The 40-page publication twists and turns through today’s complex issues in sport, including its power, “soft power”, autonomy, legal implications and, not least, the role of civil society in driving participation at the grassroots.
Kirkeby’s comment, on page 28 in both French and English, The diplomatic power of civil society shows how grassroots sport organisations, as civil society organisations, have a “major” role to play when it comes to diplomacy.
“The engagement of civil society in solutions to societal challenges and the improvement of life quality is one of the finest elements of European democracy. And from time to time we have to remind each other that the main objective of the European Union is to promote peace and wellbeing among its citizens,” he writes.
“One way to do and secure this is to bring forward, share and expose our finest assets to the outside world – and grassroots sport organisations, with our people-to-people approach, can be a human and powerful tool in that ongoing process.”

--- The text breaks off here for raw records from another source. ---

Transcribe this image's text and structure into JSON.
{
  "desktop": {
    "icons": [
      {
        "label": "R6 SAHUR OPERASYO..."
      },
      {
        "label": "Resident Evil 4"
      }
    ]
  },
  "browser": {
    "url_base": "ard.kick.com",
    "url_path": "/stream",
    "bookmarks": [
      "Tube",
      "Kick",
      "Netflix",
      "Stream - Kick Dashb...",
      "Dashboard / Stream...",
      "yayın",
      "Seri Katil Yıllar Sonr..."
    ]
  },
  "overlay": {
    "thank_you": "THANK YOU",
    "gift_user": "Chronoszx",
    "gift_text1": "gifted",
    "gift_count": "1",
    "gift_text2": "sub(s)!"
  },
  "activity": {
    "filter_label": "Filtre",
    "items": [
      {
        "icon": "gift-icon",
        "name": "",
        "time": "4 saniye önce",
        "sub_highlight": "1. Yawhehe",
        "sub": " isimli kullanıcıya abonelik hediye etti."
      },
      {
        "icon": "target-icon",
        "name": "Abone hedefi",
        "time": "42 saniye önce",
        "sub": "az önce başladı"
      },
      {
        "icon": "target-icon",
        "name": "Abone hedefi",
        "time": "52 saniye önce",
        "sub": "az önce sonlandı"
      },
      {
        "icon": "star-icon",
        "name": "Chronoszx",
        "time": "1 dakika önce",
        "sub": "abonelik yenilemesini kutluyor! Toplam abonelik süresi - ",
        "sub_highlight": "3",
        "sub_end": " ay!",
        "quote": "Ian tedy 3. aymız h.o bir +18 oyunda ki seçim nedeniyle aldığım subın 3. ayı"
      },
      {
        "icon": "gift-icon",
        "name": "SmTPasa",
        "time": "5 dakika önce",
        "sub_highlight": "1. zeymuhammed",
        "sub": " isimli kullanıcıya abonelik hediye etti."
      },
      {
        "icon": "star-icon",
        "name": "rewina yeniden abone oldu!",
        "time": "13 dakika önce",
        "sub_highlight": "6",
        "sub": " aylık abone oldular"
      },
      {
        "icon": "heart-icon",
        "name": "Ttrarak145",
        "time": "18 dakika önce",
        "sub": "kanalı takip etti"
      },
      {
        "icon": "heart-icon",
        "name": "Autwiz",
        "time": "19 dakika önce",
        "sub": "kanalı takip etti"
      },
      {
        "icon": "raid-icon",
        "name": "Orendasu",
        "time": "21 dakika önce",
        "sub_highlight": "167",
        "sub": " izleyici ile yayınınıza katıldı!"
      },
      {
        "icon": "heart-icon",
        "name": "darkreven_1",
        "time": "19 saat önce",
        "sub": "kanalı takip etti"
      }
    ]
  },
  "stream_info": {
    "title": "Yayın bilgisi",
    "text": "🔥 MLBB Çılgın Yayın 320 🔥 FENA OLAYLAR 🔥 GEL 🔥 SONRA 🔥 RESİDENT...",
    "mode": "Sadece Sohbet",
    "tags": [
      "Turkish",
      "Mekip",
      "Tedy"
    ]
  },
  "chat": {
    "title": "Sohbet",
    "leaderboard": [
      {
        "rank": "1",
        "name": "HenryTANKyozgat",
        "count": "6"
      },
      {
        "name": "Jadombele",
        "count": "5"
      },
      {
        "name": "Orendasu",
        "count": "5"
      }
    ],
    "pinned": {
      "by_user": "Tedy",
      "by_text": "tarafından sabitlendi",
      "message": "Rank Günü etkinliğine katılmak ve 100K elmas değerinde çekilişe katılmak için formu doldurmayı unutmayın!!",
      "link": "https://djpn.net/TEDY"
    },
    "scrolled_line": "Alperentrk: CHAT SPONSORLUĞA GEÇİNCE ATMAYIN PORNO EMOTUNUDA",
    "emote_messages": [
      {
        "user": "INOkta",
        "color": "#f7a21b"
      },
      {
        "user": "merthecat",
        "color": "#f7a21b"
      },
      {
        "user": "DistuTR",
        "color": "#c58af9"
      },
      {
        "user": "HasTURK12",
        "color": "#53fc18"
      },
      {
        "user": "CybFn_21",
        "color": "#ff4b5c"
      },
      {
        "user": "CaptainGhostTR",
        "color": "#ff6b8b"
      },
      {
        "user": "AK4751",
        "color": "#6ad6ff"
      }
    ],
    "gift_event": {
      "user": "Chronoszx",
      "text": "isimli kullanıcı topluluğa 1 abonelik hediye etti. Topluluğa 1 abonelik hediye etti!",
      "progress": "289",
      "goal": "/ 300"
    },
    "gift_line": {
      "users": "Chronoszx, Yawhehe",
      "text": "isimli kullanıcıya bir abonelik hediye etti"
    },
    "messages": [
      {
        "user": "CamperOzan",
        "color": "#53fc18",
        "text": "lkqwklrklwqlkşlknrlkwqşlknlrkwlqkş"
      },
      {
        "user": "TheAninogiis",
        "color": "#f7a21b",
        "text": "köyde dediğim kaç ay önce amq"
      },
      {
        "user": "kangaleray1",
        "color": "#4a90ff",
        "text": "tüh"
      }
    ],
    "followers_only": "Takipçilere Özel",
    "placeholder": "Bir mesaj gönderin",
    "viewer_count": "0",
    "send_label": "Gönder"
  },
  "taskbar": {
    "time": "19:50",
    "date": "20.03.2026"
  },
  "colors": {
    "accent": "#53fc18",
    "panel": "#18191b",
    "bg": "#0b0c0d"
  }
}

When the world puts its “sportlight” on elite sport this month – don’t underestimate grassroots sport and physical activity’s social power in the bigger picture. Find your MOVE, find your way to promote physical activity and make an impact where your community will feel it best.